Assemblies pledge to mainstream clean energy for cooking Assemblies pledge to mainstream clean energy for cooking
  The Kassena-Nankana Municipal Assembly and the Kassena-Nankana West District Assembly in the Upper East Region have pledged to mainstream clean energy plans for... Assemblies pledge to mainstream clean energy for cooking


The Kassena-Nankana Municipal Assembly and the Kassena-Nankana West District Assembly in the Upper East Region have pledged to mainstream clean energy plans for cooking into their Medium Term Development Plans.

In spite of the fact that 2010 statistics available at the Renewable Energy Unit of the Ministry of Energy revealed that more than 56 per cent of final energy was used for cooking and heating, most of the Municipal and District Assemblies (MDAs) in the region had not factored into their Medium Term Development Plans, clean energy for cooking.

Following advocacy programmes embarked upon by the Organisation for Indigenous Initiatives and Sustainability (ORGIIS), an environment focused Non-Governmental Organization, the aforementioned MDAs have pledged to prioritize clean energy for cooking.

Speaking at separate fora, organised at Navrongo and Paga by the NGO, the Municipal Planning Officer for the Kassena-Nankana Municipal, Mr Andani Iddrisu, thanked the NGO for drawing the attention of the MDAs to the issue and stressed that his outfit would ensure that the area was given special attention in the planning and implementation process of the Assembly.

He expressed the hope that the promotion of cleaner energy for cooking systems such as Liquid Petroleum Gas (LPG) and improved cooking stoves would help address environmental degradation, mitigate climate change and also help curb diseases like Tuberculosis and lung cancers often associated with traditional cooking in the area.

The two District Planning Officers commended SNV, the Netherlands Development Organization for choosing to provide funding support for the implementation of “Voice for Change Partnership Project” which is aimed at implementing the cleaner energy components including; LPG and other improved cooking stoves.

The Gender Officer of the Kassena-Nankana West, Ms Abiba Karim, stated that women and girls had to travel to far distances in search of fuel wood for cooking which she noted often affected the girls’ education.

During forum sessions, the participants who included Assembly Members, District Planning Officers, District Gender Desk Officers, Area Councils Chairs and Traditional rulers, expressed fears about the health problems such as Tuberculosis, Lungs cancer, poor sight, skin diseases associated with the Traditional cook stoves and fuel wood.

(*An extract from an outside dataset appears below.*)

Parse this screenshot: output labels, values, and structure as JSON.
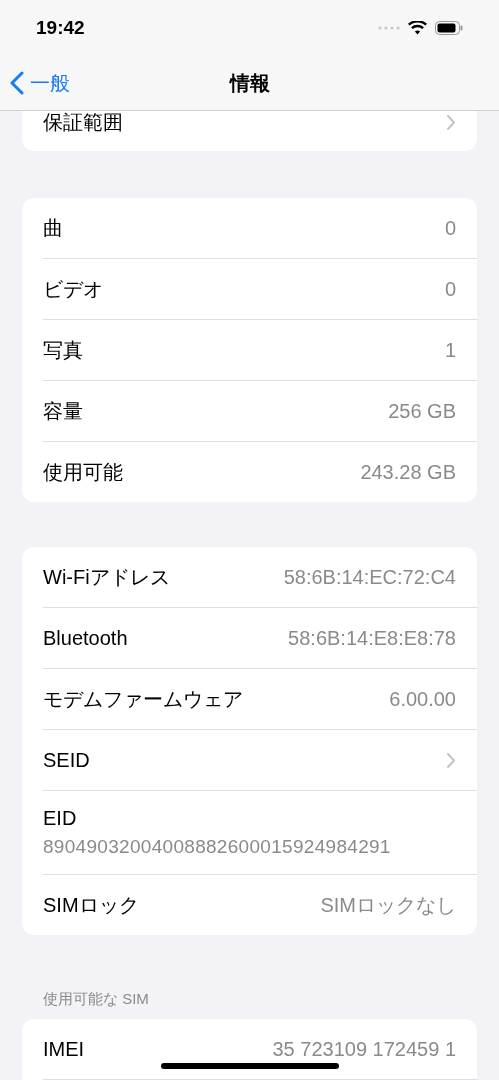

They stated that among the major factors that discouraged many people from patronising the improved cooking systems was due to the lack of accessibility, affordability, efficiency and sustainability of the products.

“The benefits of fuel subsidies are hardly enjoyed by the target group as LPG is used by commercial vehicles and Kerosene adulterated with diesel and sold for the price of diesel.

“The high cost of the cooking device and accessories and safety concerns in the case of LPG are also among the major factors that discourage many people from adapting to the improved energy cooking systems”

The Participants called on government to subsidise the clean energy cooking systems and ensure that they reached the most remote rural areas to benefit the targeted people.

They further stated that the current retail model of LPG supply could not ensure increased use of the product throughout the country and stressed the need for it to be repackaged in either water dispenser or coca cola retail model and made available in shops for people to patronise.

The participants further proposed that, the poor majority who could not afford cleaner fuel should be encouraged to use the local energy sources in an efficient and sustainable manner by using modern methods such as improved technologies and techniques.

While calling for the total removal of subsidies on LPG and using such funds to support LPG devices and accessories to make them affordable, the participants called for the implementation of programmes that would help promote LPG use in the domestic, commercial and public institutions such as schools.

They called for the Institutionalisation of a National Policy to regulate charcoal production, provide alternative livelihoods, tree planting and reforestation, do more education on the use of LPG as well as local NGOs encouraged to embark on sensitisation programmes about the health effects of Traditional cook stoves including safety usage.

Mr Julius Awaregya, the Coordinator of the NGO who called on the MDAs to enact by-laws on the environment stated that research conducted by his outfit and other partners in some selected communities in the two Districts revealed that majority of women were still using cow dung and millet stocks for cooking.

He mentioned some of the communities as Akurugu Dabo, Natognia and Manyoro, Kandiga, Mirigu among others.

He assured the stakeholders that all their inputs would be put together and forwarded to the National Development Commission and the Energy Commission to be considered for implementation.